> **Task data**

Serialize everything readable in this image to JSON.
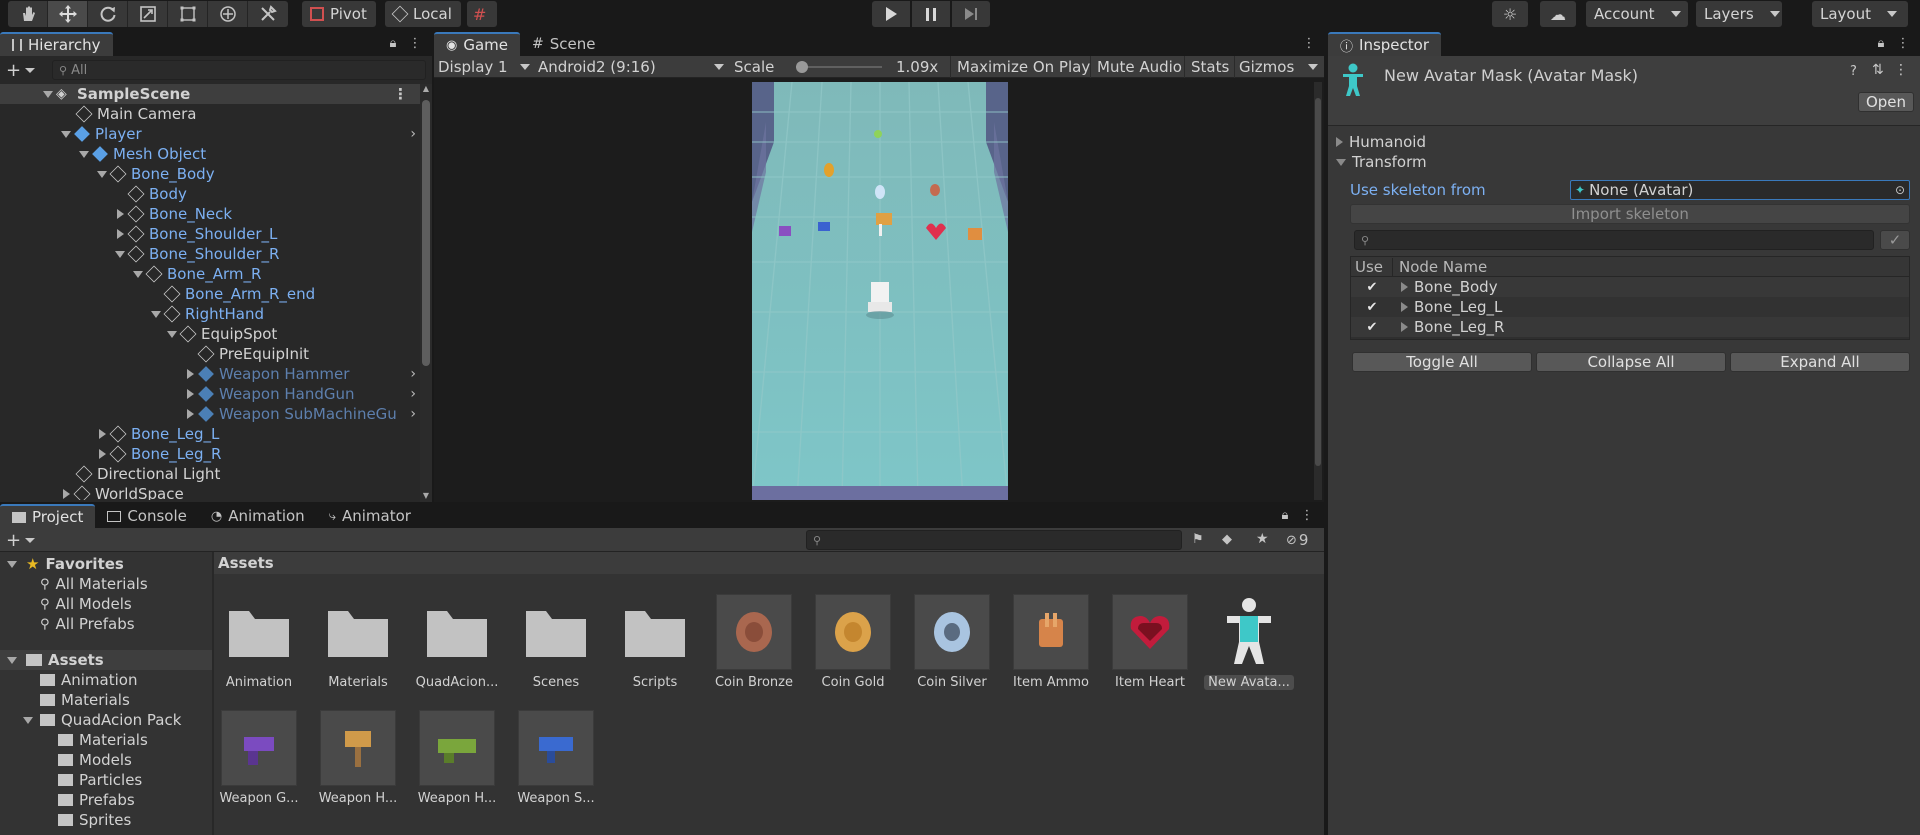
{
  "toolbar": {
    "pivot_label": "Pivot",
    "local_label": "Local",
    "account_label": "Account",
    "layers_label": "Layers",
    "layout_label": "Layout"
  },
  "hierarchy": {
    "tab_label": "Hierarchy",
    "search_placeholder": "All",
    "rows": [
      {
        "label": "SampleScene"
      },
      {
        "label": "Main Camera"
      },
      {
        "label": "Player"
      },
      {
        "label": "Mesh Object"
      },
      {
        "label": "Bone_Body"
      },
      {
        "label": "Body"
      },
      {
        "label": "Bone_Neck"
      },
      {
        "label": "Bone_Shoulder_L"
      },
      {
        "label": "Bone_Shoulder_R"
      },
      {
        "label": "Bone_Arm_R"
      },
      {
        "label": "Bone_Arm_R_end"
      },
      {
        "label": "RightHand"
      },
      {
        "label": "EquipSpot"
      },
      {
        "label": "PreEquipInit"
      },
      {
        "label": "Weapon Hammer"
      },
      {
        "label": "Weapon HandGun"
      },
      {
        "label": "Weapon SubMachineGun"
      },
      {
        "label": "Bone_Leg_L"
      },
      {
        "label": "Bone_Leg_R"
      },
      {
        "label": "Directional Light"
      },
      {
        "label": "WorldSpace"
      }
    ]
  },
  "game_view": {
    "tabs": [
      "Game",
      "Scene"
    ],
    "display": "Display 1",
    "resolution": "Android2 (9:16)",
    "scale_label": "Scale",
    "scale_value": "1.09x",
    "maximize_label": "Maximize On Play",
    "mute_label": "Mute Audio",
    "stats_label": "Stats",
    "gizmos_label": "Gizmos"
  },
  "inspector": {
    "tab_label": "Inspector",
    "title": "New Avatar Mask (Avatar Mask)",
    "open_label": "Open",
    "humanoid_label": "Humanoid",
    "transform_label": "Transform",
    "use_skeleton_label": "Use skeleton from",
    "skeleton_value": "None (Avatar)",
    "import_skeleton_label": "Import skeleton",
    "col_use": "Use",
    "col_node": "Node Name",
    "nodes": [
      "Bone_Body",
      "Bone_Leg_L",
      "Bone_Leg_R"
    ],
    "toggle_all": "Toggle All",
    "collapse_all": "Collapse All",
    "expand_all": "Expand All"
  },
  "project": {
    "tabs": [
      "Project",
      "Console",
      "Animation",
      "Animator"
    ],
    "hidden_count": "9",
    "favorites_label": "Favorites",
    "favorites": [
      "All Materials",
      "All Models",
      "All Prefabs"
    ],
    "assets_root": "Assets",
    "tree": [
      "Animation",
      "Materials",
      "QuadAcion Pack",
      "Materials",
      "Models",
      "Particles",
      "Prefabs",
      "Sprites"
    ],
    "breadcrumb": "Assets",
    "assets": [
      {
        "label": "Animation"
      },
      {
        "label": "Materials"
      },
      {
        "label": "QuadAcion..."
      },
      {
        "label": "Scenes"
      },
      {
        "label": "Scripts"
      },
      {
        "label": "Coin Bronze"
      },
      {
        "label": "Coin Gold"
      },
      {
        "label": "Coin Silver"
      },
      {
        "label": "Item Ammo"
      },
      {
        "label": "Item Heart"
      },
      {
        "label": "New Avata..."
      },
      {
        "label": "Weapon G..."
      },
      {
        "label": "Weapon H..."
      },
      {
        "label": "Weapon H..."
      },
      {
        "label": "Weapon S..."
      }
    ]
  },
  "colors": {
    "accent": "#3a79bb",
    "prefab_text": "#7cb0f2",
    "panel_bg": "#282828",
    "selection": "#2c5d87"
  }
}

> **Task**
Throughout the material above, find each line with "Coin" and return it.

> **Task solution**
        "label": "Coin Bronze"
        "label": "Coin Gold"
        "label": "Coin Silver"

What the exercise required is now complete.